Fans are used to Keanu Reeves playing characters that kill their enemies.
So it’s no wonder that scientists in Germany named a group of new fungus-killing compounds after him: keanumycins.
Scientists hope it can kill fungus known to threaten crops and treat fungal infections in humans.
“The lipopeptides kill so efficiently that we named them after Keanu Reeves because he, too, is extremely deadly in his roles,” Sebastian Götze, the lead author of the study on the killer, said in a statement.
Although the study by the Leibniz Institute for Natural Product Research and Infection Biology was published early last month, news of the discovery didn’t make its way to “The Matrix” star until a recent Reddit “Ask Me Anything” session.
Reeves was grateful for the shoutout, but wished the scientists named it after one of his lethal alter egos instead.
“Hi, thank you…they should’ve called it John Wick…but that’s pretty cool…and surreal for me,” Reeves wrote through the Lionsgate account in response to a user who shared the news, referring to his titular character in the popular action franchise. “But thanks, scientist people! Good luck, and thank you for helping us.”
Finding such antifungal properties that actually work is rare, Götze explained, partly because fungicides are used so heavily in agricultural produce, which allows the fungus to build resistance.

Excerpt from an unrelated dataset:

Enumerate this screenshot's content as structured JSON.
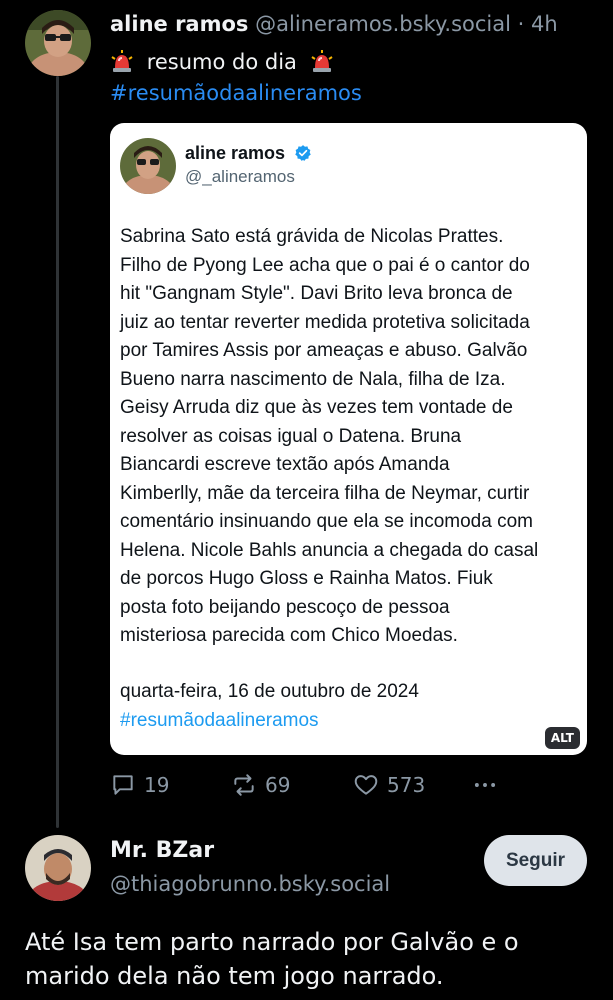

Fungal disease leads to losses in numerous fruit and vegetable harvests each year, especially strawberries and grapes, the institute said.
Another potential benefit of keanumycins is that they are environmentally friendly. Unlike chemical pesticides often used to kill crop-threatening fungus, Götze said the molecule is biodegradable and won’t stick around in the soil for long.
Scientists also hope the compounds can be developed into pharmaceutical drugs for human use soon.
“These are also urgently needed,” Götze said, “as there are very few drugs against fungal infections on the market.”